- Why is OpenMPI relevant?
- Why is heterogeneous relevant?
- What is the work that the server is orchestrating?
- You mention one thread per connection is a problem.
If you're using Boost::Asio and you're having the problem of one thread per client, then you're likely doing something wrong. Make sure that you're doing things asynchronously and not blocking any one thread too long. This is probably the easiest thing for you to do at the moment.
OpenMPI is not what you need. MPI was designed originally for distributed memory architectures. It is possible to use it over the internet, but it is probably not the best choice. The fact you mention heterogeneous and MPI makes me think that you've done a CS course in HPC. That is not relevant in this case.
When deciding on a protocol and architecture, the type work that the clients are doing is important, how you share state between the clients and server and how long each message takes to process.

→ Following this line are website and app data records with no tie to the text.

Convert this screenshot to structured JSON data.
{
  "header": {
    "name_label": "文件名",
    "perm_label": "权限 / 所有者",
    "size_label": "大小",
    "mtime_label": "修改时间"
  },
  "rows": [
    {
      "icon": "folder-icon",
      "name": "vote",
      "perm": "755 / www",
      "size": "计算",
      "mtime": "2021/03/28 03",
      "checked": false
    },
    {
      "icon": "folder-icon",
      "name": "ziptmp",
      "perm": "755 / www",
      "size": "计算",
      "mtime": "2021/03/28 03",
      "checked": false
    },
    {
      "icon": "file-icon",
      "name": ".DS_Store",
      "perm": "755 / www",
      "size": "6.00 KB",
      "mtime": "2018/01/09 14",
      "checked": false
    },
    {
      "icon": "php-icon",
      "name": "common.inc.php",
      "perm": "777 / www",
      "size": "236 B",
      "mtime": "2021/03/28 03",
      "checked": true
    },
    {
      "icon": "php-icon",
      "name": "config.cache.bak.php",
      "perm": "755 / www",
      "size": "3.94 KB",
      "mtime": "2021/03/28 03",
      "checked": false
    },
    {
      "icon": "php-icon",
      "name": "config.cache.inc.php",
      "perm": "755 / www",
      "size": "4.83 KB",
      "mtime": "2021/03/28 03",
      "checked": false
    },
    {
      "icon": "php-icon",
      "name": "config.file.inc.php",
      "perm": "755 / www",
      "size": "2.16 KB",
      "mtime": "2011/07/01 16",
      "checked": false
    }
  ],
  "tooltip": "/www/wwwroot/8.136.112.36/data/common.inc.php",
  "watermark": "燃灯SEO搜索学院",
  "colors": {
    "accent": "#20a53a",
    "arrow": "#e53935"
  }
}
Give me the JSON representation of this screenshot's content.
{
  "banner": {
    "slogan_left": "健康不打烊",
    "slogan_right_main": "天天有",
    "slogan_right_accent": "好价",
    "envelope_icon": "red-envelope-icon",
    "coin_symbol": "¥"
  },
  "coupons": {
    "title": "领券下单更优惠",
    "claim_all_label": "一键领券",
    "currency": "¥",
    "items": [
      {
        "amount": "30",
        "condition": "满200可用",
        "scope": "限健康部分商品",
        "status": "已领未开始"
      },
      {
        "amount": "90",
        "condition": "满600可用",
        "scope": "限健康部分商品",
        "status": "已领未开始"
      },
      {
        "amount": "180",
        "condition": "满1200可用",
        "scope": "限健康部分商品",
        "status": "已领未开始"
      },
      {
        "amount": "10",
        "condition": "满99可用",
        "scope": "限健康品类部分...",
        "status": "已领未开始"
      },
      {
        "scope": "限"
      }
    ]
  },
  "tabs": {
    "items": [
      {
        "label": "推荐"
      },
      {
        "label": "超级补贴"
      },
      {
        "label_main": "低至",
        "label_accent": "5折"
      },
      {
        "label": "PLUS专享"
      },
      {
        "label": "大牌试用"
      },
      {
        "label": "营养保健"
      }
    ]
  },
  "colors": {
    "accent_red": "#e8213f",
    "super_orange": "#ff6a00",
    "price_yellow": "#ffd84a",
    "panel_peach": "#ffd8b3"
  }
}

If you're optimizing for throughput, then a per message overhead is less important, so verbose serialization formats like XML and JSON are ok. You can even tear down connections between message processing jobs - meaning that the server does not have to maintain a thread.
If you're trying to keep things low latency, then per message overhead is important, so maintaining a connection and using terse serialization formats.
A Messages Broker is an architectural pattern that you could consider. It is responsible for distributing your messages between your applications.
You're better off using internet-friendly protocols, like HTTP. You don't want to worry about Proxies or NAT traversal. The internet can be considered a massive distributed system with millions of heterogeneous clients. REST is an architectural style inspired by that so it might be appropriate.
I'm going to assume that:
- the server produces work item for clients to do and aggregates responses.
- your clients receives a message, does some work and sends a response back.
My default choice of technology, would be a web server to implement this. It would have two URLs. One where the clients can GET new work, the other for clients to POST responses.
When you initially start the client it should periodically poll for new work (you could use WS or Long Poll HTTP requests). When the server returns a work item, one client should consume it. Each work item should be stamped with a unique id, so that you can ensure that their are no duplicates and correlate responses with the initial job.
When the client has completed the task it should POST the response and restart the process of polling for new work.
Web Servers don't work well for long requests so you would want to hand it off to something else, perhaps via a DB, IPC or a message queue.
The server then does not have to worry about the capabilities of each client (so it makes heterogeneous irrelevant). The clients will just consume at the rate they can.